#### Your assignment:
Run through the records and, wherever a line holds the word "espace", return that line.
***
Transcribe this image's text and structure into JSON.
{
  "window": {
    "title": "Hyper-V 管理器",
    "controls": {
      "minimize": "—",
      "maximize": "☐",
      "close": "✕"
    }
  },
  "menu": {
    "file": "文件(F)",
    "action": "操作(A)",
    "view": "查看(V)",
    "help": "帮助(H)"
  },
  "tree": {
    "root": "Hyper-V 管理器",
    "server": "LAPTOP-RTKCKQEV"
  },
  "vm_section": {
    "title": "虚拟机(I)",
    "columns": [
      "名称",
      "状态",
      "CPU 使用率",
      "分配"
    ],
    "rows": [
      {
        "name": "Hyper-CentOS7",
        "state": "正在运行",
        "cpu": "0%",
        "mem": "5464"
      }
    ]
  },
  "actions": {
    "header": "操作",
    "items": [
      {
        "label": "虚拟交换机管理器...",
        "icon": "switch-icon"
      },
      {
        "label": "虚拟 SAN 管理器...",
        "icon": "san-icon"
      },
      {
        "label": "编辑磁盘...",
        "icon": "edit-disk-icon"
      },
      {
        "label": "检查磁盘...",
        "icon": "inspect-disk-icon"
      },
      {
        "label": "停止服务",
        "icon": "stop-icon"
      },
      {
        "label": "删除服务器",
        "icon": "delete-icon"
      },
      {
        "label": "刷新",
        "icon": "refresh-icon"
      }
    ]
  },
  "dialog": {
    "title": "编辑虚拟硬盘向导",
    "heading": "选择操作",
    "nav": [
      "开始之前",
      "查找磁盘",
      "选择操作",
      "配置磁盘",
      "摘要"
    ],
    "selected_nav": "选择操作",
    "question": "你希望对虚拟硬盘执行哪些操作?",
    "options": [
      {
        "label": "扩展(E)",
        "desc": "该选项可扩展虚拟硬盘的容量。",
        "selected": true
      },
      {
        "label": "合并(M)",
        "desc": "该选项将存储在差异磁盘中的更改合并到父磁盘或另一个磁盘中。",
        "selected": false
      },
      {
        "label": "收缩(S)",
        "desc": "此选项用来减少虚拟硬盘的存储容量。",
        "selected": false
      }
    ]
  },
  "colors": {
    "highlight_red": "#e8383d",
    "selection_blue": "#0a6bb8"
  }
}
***
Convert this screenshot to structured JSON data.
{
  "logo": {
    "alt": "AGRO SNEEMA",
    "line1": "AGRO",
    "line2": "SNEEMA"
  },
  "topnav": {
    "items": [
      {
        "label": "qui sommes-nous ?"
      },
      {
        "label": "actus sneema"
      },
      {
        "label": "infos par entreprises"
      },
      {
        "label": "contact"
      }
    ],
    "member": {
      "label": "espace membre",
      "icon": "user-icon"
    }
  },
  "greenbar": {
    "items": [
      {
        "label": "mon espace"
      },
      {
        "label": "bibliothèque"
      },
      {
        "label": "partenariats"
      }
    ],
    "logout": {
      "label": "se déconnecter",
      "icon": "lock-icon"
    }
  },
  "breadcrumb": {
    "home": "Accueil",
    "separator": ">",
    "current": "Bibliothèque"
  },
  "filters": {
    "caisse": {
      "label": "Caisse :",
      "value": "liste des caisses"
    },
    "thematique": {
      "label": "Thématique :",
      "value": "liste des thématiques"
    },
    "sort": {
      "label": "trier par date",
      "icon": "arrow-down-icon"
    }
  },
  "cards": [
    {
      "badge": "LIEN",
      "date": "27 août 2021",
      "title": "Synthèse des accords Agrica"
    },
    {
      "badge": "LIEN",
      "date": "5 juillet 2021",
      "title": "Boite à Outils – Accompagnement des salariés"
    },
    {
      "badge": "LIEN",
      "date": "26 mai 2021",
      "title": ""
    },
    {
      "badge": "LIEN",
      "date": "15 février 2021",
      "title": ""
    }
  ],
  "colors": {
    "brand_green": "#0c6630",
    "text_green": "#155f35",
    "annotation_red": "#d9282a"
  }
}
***
#### Answer to this problem:
      "label": "espace membre",
        "label": "mon espace"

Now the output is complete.